The Nigerian Police Force have been accused of stalling the trial of the 57 men arrested for homosexuality in Egbeda, Lagos.
The men were arrested at a hotel where it is stated that they were carrying out gay initiation ceremony.
The lawyer representing the accused men, Oludara Falana stated that the case is dragging because the police are yet to present their proof of evidence before the court.
“If you’re going to charge people to court, you must give us the proof of evidence,” Mr Falana said at press conference on Monday August 26.
“The proof of evidence is everything you were able to gather together during your investigation which informed your decision to charge them to court.
“From my understanding and my interaction with some of these boys, they were in a party, so how do you prove to the whole world that they were engaged in same-sex? We have 57 boys, who is having sex with the other? How were they doing it?
“It’s been exactly one year that these boys have been arrested and detained, and I can tell you, as at the last time we were in court, not a single charge has been preferred against them.

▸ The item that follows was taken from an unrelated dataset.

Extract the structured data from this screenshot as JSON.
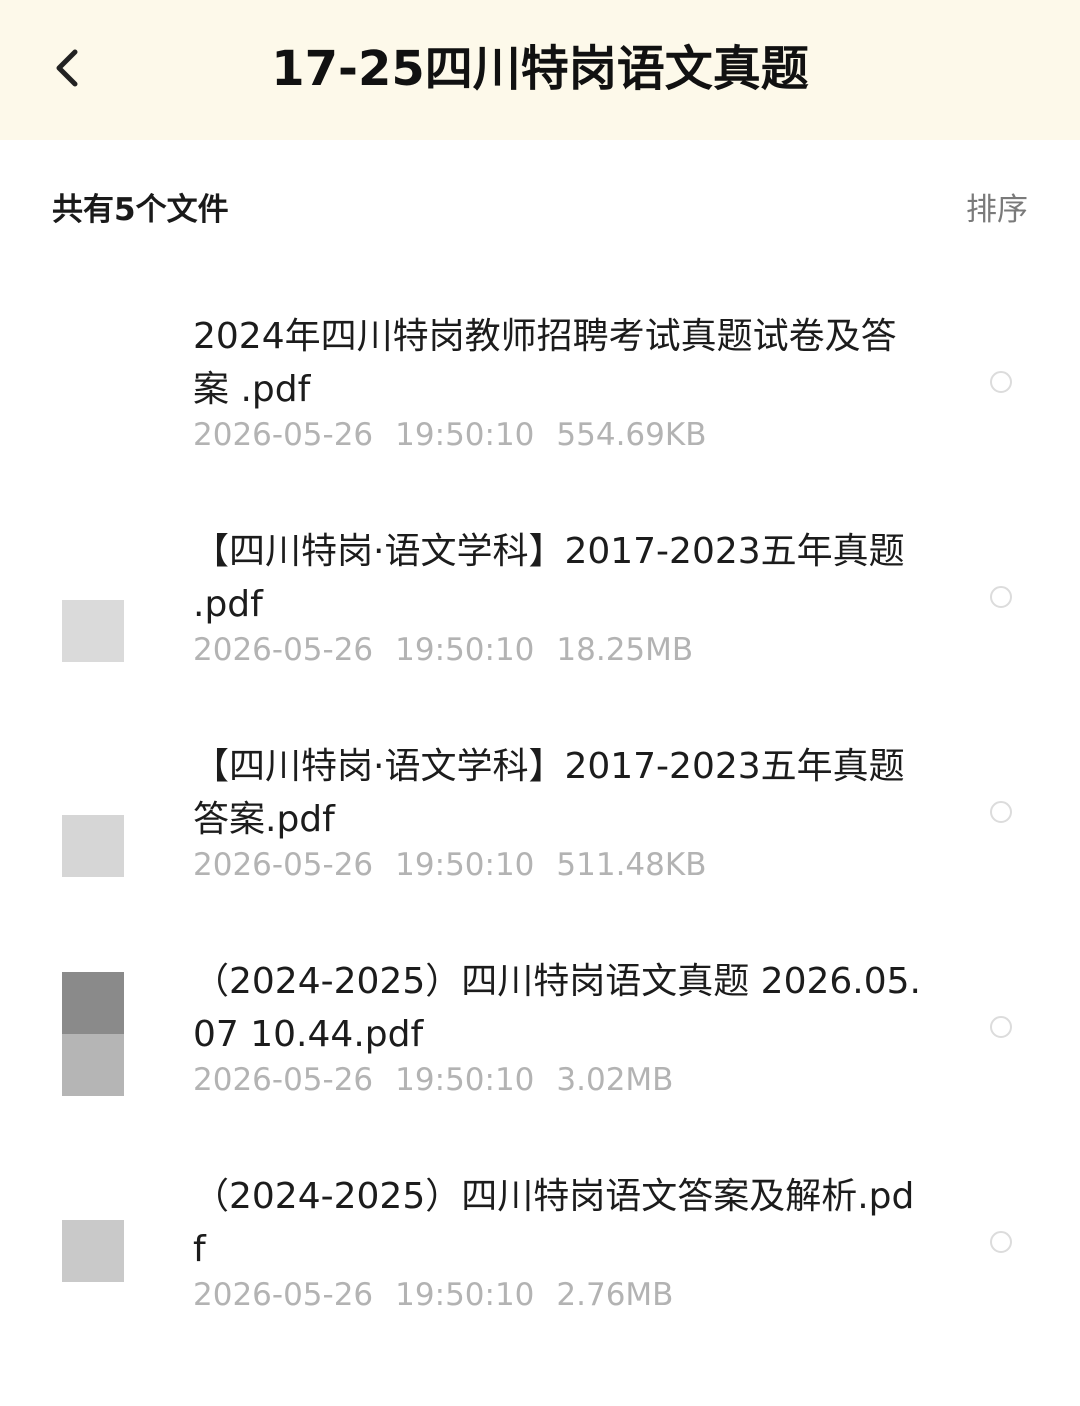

“I was in court personally myself on the last adjourned date and I tried to move the magistrate to strike out the case because as far as I’m concerned, there is no case before the court because there is no charge. But in her wisdom, she said no, that she is going to adjourn.

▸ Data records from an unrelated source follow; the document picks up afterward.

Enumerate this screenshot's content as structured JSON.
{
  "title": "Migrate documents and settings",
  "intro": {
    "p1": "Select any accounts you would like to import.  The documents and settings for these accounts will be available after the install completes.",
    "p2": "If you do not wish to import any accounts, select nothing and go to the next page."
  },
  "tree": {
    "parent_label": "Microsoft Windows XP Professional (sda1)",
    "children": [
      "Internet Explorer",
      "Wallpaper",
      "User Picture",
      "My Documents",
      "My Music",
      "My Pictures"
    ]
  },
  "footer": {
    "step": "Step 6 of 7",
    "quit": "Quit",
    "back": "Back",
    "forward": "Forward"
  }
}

“Counsel to the police mentioned that they are trying to put heads together and charge them before a federal high court, that it was a federal offence.”
Nigeria’s anti-gay law criminalizes same-sex relationships, and persons caught in the act risk spending 14 years in jail.
Acknowledging the law, Falana reportedly lashed out at police for stalling the trial of the 57 men despite parading them in the media
“The question here is this, if the Constitution has guaranteed their freedom of association, freedom to assemble together, that fundamentally-guaranteed freedom cannot be taken away at the whims and caprice of anybody including the state.
“Anybody can gather, that is what the Constitution says, the Constitution never mentioned that boys must not stay together or girls must not assemble” he said.
“These boys have been shown to the whole world as homosexuals, as criminals. At the end of the day, if the state cannot prefer a charge against them in one year, it tells a lot about whatever is wrong with their investigation.
“Secondly, how are you going to make up for this stigmatisation? Are you going to take them back on air and say we are sorry these boys are not whom we thought they are? How do you ameliorate their pains in terms of re-creating the wrong impression you have given the whole world?” he added.
Xeenarh Mohammed, the executive director of The Initiative for Equal Rights, lamented the demonization of the men by the media and also how they are being deprived the right to clear their name.
“The reason we are here today is because of the miscarriage of justice that has been done here in Lagos State both by the police and the entire legal system,” said Ms Mohammed.
“Today is exactly a year since the people at a birthday party were arrested, detained for days, maltreated and they’ve still not seen justice. They’ve been branded as criminals, displayed to the rest of the world and they have not had a chance to clear their names.”